To help support his community during these hard times Knight started The JaQuel Knight Foundation focusing on initiatives to impact, inspire, and encourage the next generation of artists, creatives, and entrepreneurs, “As you know, in 2020 we partnered with various dancer relief organizations across the nation in order the launch The JaQuel Knight Dancers’ Relief Fund, providing grants and meals to dancers and creatives whose lives and work were impacted by the pandemic. I was in the middle of preparing for Coachella when I learned that the event was postponed and I had more than 75 dancers hired at that time. All I could think about was my colleagues and peers in the dance community that would be greatly impacted by the lack of work in the entertainment industry and I knew I needed to create a meaningful initiative surrounding this to continue to build on”
As for 2021, the foundation just launched its application for the Passion Project Grant, which will provide multiple $6,000 grants to aspiring creatives of color, allowing them to jumpstart one of their passion projects. “It’s especially important to me that artists support one another during tough times. In the new year, I’m hoping to continue to raise money and give back to those with little to no access to the industry. By giving back to schools in both small towns and big cities like Atlanta, and relaying the knowledge that I have, I hope that the next generation of creatives will be able to flourish. As a kid, I wanted something different than my peers; I did not want to be a doctor, a lawyer, or a firefighter even. I wanted to be in this space. My hope is that through The JaQuel Knight Foundation, I can continue to empower the kid who also wants to be something different,” emphasized Knight.
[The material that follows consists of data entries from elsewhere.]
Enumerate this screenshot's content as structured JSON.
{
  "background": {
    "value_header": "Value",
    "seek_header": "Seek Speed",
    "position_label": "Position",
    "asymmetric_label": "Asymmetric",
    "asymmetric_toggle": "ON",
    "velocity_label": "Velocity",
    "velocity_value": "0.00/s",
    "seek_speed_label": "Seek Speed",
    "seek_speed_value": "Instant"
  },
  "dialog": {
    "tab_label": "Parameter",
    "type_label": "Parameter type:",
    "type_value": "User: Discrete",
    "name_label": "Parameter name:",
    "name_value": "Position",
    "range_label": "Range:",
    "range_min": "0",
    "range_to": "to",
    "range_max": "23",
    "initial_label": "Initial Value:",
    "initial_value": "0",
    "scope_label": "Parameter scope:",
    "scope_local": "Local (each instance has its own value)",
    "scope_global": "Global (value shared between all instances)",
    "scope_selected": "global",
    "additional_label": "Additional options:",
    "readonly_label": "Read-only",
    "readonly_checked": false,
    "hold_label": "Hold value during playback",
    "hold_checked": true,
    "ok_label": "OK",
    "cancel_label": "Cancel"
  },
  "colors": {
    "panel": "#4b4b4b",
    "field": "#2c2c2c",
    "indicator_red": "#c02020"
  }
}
To learn more about The JaQuel Knight Foundation, please visit: www.jaquelknightfoundation.org.